┌──

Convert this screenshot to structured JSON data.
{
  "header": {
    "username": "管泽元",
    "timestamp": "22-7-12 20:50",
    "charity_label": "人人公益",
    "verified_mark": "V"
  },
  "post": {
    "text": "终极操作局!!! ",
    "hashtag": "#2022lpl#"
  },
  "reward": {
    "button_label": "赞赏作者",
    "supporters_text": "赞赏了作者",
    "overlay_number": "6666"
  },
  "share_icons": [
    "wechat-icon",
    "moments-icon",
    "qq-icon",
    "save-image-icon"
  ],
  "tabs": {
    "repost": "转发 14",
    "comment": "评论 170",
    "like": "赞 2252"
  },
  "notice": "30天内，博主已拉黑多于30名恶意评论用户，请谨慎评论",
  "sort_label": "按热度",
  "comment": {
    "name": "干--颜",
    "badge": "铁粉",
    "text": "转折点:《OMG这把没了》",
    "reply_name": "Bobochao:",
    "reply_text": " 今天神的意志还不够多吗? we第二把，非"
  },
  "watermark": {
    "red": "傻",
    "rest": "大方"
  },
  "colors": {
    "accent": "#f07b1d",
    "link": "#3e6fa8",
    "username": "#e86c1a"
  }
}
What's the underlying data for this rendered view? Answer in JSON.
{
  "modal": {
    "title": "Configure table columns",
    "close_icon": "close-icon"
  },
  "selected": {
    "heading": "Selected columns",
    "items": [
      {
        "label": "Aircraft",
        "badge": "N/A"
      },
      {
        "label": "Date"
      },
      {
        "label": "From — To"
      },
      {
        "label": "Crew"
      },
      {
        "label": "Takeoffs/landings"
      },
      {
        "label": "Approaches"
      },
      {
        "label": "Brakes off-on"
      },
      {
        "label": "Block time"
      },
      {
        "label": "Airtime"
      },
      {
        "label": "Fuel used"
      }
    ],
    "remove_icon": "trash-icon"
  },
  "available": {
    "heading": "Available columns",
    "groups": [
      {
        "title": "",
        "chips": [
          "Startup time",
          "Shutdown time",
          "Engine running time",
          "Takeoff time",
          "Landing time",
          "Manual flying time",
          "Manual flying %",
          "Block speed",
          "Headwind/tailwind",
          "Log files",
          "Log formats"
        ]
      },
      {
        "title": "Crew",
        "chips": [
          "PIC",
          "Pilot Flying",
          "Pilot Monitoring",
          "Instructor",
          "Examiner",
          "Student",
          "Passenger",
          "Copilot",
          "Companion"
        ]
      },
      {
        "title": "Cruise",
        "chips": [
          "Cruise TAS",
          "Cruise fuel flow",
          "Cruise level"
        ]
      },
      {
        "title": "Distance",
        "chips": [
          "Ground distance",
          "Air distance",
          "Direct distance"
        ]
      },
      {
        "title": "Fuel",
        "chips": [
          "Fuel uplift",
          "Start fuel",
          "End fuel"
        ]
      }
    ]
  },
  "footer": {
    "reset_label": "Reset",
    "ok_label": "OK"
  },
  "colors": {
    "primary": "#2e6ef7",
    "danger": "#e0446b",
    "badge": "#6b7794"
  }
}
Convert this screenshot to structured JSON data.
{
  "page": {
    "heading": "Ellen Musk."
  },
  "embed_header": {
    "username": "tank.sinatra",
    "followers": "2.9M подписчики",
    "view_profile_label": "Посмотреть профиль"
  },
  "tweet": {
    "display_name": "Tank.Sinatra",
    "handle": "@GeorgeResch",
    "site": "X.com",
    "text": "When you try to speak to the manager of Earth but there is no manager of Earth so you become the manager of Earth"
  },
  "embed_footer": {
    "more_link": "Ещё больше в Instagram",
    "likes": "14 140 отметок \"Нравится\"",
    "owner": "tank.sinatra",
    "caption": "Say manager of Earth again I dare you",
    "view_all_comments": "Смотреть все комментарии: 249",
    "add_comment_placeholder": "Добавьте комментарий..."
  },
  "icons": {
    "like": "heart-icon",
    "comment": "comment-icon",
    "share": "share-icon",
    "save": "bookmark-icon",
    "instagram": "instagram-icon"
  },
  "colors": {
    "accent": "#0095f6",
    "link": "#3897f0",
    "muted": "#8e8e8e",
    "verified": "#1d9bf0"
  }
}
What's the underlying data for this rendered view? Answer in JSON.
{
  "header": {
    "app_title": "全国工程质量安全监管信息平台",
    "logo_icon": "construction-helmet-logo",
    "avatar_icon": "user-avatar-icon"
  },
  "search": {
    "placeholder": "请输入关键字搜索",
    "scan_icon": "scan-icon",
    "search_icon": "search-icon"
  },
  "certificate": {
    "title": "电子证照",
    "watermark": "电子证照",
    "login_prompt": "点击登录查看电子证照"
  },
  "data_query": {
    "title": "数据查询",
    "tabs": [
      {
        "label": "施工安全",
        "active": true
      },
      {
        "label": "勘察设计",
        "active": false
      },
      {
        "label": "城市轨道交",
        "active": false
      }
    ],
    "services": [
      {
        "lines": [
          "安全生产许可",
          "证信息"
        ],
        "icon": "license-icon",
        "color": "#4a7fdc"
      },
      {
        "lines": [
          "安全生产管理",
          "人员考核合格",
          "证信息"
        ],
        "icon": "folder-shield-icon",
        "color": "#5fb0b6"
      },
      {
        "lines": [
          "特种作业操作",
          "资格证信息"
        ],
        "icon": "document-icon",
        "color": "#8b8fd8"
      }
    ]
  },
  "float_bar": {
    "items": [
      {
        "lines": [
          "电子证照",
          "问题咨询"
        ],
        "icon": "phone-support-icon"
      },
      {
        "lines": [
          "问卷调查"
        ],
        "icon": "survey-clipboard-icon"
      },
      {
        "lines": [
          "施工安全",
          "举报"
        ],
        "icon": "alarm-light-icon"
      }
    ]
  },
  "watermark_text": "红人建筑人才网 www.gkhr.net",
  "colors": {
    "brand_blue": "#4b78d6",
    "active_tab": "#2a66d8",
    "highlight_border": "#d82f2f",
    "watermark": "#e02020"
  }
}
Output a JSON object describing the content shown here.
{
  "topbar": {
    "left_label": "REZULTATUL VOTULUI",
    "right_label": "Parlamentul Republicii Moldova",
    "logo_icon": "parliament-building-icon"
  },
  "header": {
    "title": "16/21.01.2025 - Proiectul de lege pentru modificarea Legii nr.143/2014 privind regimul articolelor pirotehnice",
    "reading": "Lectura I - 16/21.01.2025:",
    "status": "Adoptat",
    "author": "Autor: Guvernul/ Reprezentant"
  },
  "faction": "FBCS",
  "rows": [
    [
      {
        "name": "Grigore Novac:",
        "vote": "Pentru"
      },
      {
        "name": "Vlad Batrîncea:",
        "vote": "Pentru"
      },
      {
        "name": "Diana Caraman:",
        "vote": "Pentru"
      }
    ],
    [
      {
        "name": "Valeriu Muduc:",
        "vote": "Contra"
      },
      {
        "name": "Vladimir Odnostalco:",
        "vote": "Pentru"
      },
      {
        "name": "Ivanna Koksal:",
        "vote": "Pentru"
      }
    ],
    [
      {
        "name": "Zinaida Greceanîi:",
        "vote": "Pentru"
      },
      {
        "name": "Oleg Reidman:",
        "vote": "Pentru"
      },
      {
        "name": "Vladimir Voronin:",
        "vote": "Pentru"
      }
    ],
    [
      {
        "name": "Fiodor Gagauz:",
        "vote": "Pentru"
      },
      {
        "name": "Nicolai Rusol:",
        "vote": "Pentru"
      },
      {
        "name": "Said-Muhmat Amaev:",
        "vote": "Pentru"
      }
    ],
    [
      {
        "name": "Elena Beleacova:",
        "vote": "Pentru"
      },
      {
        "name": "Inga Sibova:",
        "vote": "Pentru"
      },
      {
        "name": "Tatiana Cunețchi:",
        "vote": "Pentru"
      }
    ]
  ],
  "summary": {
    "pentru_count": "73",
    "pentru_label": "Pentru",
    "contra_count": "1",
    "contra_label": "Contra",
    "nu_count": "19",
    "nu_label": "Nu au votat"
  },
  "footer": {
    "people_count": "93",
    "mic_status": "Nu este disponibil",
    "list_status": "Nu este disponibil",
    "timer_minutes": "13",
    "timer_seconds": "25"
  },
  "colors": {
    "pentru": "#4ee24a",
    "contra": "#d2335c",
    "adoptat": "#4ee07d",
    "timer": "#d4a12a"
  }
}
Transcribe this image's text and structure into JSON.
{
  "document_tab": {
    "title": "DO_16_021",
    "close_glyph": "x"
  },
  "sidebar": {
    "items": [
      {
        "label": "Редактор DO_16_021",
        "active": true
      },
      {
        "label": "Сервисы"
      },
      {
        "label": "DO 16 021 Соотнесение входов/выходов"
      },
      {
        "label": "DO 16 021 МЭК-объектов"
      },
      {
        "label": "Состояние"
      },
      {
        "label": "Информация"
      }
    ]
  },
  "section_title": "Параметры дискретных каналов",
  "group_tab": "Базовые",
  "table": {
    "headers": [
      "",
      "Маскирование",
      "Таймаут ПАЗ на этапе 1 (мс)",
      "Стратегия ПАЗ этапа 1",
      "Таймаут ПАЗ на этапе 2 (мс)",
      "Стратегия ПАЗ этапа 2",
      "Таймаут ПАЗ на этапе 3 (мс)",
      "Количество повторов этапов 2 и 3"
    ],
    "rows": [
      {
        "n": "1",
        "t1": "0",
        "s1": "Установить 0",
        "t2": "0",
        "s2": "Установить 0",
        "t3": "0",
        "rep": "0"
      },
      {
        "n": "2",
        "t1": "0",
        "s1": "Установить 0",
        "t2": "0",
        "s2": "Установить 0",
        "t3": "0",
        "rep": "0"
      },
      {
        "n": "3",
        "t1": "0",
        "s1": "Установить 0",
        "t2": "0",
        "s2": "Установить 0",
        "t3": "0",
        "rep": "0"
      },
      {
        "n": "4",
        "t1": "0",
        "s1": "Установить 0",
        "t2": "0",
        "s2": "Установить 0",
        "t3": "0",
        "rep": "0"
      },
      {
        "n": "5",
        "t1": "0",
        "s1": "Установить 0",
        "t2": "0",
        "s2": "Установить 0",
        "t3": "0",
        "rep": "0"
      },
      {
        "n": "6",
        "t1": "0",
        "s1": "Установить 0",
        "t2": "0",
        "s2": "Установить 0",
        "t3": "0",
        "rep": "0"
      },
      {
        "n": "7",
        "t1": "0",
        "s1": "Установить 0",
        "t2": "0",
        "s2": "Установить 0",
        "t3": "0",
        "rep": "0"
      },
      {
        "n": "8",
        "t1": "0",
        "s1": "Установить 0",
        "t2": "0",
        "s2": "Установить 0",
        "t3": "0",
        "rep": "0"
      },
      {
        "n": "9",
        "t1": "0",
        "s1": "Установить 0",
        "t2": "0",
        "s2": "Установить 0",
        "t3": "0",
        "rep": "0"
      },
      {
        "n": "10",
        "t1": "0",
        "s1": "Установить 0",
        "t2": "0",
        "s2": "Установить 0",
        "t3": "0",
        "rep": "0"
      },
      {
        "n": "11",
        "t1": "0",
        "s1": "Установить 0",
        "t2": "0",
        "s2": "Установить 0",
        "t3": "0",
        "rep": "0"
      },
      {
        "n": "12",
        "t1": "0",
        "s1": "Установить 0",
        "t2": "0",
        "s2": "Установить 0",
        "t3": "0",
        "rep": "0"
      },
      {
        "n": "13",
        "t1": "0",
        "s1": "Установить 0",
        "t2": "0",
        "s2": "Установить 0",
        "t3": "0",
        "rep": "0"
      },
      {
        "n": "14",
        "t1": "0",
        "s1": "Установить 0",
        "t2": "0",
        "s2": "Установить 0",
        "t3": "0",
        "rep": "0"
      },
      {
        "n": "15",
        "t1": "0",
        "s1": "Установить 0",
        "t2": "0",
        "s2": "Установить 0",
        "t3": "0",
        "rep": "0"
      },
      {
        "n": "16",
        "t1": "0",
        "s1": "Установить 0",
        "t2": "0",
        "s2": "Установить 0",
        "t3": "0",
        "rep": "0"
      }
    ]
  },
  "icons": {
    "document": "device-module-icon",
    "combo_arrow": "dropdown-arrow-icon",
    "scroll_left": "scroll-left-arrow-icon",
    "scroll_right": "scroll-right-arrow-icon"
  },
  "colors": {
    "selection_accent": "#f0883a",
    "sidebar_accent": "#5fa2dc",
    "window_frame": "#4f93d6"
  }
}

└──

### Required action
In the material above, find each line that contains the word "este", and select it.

### Output below
    "mic_status": "Nu este disponibil",
    "list_status": "Nu este disponibil",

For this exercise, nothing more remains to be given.